→ What you need to do
Find and copy each line of the records where the string "this" shows up.

→ Information supplied

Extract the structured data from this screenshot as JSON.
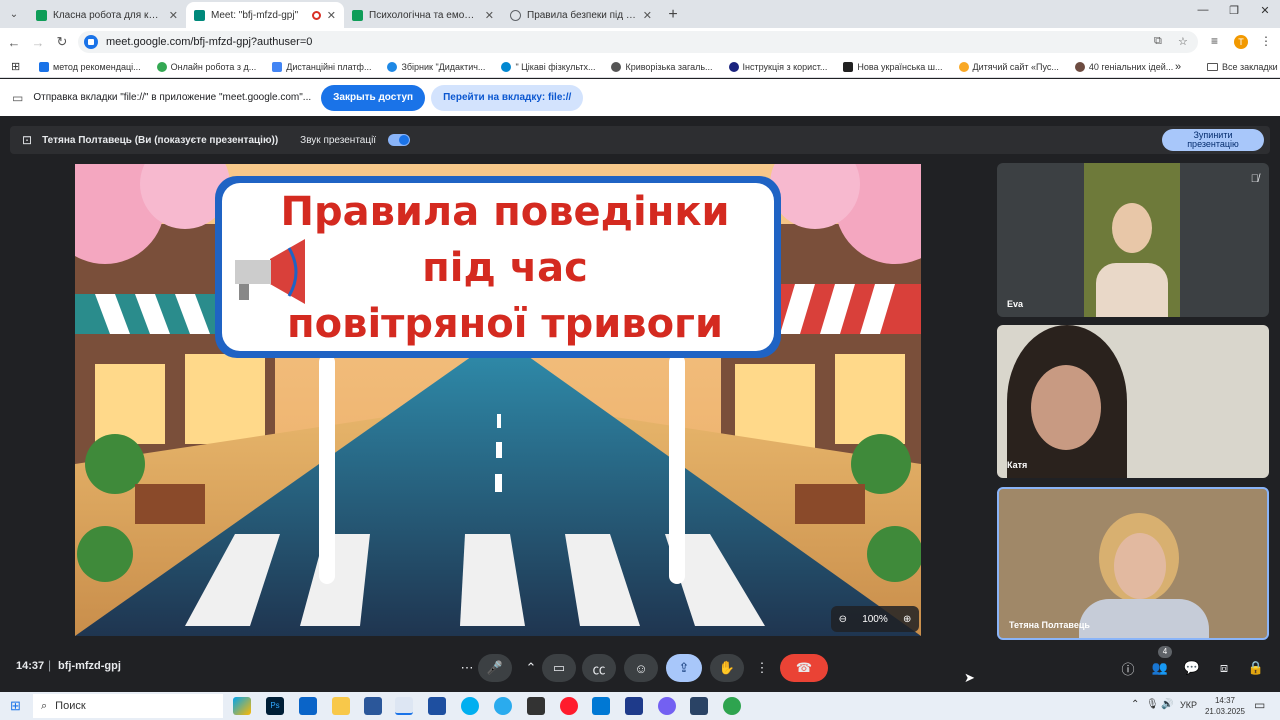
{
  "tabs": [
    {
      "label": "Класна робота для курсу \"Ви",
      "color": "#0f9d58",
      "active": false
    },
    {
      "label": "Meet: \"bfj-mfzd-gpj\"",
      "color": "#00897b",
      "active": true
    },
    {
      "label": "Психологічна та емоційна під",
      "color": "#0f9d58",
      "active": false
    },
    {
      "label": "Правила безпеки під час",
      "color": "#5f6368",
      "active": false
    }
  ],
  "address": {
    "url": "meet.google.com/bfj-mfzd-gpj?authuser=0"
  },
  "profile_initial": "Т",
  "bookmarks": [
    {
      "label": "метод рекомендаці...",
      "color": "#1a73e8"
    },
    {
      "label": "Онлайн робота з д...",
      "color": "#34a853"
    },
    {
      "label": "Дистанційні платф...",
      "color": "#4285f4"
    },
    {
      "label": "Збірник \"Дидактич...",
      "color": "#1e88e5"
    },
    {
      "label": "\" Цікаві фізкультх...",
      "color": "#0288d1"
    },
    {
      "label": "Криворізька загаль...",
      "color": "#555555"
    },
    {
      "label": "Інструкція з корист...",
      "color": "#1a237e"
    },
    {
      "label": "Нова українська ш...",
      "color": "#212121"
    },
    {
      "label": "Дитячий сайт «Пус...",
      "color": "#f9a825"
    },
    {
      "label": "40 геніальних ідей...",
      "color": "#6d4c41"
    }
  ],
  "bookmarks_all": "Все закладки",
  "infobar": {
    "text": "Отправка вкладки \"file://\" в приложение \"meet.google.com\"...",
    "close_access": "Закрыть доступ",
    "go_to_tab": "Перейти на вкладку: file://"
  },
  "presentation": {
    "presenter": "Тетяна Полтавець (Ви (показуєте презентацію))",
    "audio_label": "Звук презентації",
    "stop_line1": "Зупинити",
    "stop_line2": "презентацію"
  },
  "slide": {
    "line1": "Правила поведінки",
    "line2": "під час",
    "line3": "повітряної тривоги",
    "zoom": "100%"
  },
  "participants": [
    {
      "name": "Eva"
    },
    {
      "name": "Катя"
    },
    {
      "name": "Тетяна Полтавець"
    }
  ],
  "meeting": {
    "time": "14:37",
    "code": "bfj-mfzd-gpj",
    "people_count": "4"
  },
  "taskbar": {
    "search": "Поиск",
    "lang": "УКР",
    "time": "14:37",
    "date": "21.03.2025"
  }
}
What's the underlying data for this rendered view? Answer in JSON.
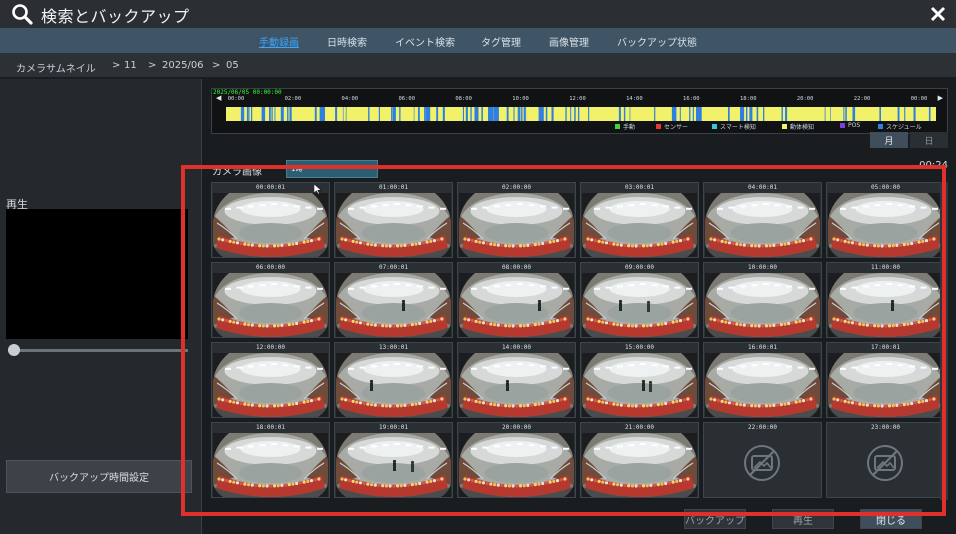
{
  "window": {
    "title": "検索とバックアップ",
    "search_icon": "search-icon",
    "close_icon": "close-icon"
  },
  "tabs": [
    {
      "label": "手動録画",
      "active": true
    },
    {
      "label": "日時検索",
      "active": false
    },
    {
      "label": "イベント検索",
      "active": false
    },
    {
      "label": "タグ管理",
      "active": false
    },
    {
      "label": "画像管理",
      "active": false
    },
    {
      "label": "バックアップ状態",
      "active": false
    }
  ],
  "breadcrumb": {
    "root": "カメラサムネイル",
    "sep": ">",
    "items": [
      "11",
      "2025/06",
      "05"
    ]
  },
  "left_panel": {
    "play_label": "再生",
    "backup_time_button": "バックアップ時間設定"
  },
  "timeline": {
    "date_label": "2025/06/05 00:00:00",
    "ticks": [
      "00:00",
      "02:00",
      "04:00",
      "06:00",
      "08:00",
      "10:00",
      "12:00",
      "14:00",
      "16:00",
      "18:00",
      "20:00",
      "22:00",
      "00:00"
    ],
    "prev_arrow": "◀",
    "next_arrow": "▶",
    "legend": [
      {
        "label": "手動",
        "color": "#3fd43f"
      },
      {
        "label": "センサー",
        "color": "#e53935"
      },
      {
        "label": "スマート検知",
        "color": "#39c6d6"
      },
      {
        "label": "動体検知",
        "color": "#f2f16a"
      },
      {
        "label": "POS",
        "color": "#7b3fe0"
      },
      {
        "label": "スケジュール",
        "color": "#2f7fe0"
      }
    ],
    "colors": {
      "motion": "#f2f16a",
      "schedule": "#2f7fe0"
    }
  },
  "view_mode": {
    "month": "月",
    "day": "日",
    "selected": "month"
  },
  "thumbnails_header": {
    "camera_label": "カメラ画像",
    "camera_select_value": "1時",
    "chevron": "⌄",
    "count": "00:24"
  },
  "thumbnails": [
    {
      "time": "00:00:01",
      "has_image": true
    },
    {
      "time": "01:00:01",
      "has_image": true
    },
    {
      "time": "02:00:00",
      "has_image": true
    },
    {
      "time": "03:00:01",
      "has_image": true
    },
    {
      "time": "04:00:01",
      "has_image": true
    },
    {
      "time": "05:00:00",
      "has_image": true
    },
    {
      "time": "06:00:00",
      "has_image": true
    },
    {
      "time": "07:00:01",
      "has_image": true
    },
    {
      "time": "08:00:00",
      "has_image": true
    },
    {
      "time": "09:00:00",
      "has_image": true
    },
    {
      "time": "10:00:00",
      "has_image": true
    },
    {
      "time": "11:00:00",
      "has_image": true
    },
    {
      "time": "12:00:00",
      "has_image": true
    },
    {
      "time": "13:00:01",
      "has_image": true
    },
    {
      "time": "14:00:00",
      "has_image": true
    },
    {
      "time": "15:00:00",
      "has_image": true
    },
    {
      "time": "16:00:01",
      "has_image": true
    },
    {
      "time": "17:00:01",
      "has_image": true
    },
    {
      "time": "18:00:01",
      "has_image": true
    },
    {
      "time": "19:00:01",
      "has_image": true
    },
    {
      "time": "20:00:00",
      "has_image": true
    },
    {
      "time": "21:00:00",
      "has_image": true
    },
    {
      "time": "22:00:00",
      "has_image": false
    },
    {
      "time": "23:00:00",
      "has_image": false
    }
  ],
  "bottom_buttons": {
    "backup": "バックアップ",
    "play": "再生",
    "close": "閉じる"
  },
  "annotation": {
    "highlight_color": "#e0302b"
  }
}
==
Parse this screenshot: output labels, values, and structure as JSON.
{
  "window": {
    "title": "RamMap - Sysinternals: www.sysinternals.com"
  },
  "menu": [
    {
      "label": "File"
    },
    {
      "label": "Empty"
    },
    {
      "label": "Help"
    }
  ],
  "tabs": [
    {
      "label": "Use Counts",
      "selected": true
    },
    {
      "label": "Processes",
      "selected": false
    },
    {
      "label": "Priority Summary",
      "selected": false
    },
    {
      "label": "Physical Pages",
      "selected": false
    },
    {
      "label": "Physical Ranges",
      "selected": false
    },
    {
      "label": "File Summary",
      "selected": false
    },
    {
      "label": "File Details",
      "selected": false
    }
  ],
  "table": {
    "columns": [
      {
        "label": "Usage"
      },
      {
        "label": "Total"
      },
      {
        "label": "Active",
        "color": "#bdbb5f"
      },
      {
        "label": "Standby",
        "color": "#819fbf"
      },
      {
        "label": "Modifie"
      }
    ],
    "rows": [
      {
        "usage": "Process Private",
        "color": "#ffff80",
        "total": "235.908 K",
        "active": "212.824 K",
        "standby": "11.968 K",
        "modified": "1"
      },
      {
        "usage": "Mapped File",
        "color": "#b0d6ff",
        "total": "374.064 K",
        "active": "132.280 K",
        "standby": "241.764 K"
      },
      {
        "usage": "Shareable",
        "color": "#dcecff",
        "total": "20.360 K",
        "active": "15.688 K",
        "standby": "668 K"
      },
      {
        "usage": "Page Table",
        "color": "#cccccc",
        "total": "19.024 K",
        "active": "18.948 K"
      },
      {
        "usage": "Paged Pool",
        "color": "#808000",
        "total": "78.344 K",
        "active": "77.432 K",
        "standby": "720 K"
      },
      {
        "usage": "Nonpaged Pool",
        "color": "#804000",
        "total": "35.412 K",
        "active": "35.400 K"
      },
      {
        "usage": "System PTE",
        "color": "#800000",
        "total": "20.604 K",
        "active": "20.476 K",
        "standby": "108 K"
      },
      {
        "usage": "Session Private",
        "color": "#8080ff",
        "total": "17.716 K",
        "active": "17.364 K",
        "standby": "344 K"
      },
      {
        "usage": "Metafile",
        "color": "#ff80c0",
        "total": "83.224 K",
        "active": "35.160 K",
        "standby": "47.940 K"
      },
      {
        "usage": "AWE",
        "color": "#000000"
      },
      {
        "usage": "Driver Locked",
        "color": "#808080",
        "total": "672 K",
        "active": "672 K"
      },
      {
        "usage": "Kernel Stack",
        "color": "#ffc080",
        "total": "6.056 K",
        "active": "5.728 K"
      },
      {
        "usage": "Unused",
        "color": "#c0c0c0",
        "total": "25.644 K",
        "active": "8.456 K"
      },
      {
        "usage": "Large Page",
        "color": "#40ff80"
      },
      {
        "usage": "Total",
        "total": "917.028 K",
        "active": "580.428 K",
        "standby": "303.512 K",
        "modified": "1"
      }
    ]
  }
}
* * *
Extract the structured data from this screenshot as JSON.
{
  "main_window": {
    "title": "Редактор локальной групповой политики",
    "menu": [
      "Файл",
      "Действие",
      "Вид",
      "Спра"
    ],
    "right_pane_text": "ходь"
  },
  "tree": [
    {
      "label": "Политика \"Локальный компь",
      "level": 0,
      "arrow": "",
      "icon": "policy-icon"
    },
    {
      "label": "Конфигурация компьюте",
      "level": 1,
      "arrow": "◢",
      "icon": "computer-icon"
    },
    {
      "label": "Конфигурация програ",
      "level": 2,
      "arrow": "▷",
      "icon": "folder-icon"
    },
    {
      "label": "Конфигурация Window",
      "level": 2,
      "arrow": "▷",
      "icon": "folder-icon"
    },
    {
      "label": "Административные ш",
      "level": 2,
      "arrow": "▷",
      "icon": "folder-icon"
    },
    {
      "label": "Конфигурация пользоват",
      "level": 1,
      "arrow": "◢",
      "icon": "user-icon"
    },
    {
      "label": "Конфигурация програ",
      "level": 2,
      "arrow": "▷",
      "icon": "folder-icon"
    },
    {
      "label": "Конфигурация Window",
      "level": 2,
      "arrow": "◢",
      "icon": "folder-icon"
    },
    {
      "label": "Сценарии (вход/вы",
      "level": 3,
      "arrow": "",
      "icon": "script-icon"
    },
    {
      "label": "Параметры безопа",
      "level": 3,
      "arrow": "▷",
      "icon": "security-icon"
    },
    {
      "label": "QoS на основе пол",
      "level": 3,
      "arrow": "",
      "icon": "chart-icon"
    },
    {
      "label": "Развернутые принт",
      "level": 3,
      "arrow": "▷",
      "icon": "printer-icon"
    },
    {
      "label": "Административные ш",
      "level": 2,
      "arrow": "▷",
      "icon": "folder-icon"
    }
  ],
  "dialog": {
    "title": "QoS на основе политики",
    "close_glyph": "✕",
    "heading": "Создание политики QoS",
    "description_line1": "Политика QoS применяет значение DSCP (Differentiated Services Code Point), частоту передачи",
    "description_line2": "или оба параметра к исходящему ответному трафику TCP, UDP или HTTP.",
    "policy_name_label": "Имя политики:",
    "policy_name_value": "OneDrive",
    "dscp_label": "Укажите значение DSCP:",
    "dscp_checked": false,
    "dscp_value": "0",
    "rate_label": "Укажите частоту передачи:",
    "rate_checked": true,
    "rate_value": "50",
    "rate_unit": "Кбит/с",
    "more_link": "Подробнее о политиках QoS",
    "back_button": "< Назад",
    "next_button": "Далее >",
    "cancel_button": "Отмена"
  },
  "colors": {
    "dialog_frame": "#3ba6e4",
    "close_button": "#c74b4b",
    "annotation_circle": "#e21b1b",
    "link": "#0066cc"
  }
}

→ Worked solution
Extract the structured data from this screenshot as JSON.
What's the underlying data for this rendered view? Answer in JSON.
Parse this screenshot: output labels, values, and structure as JSON.
Extract the structured data from this screenshot as JSON.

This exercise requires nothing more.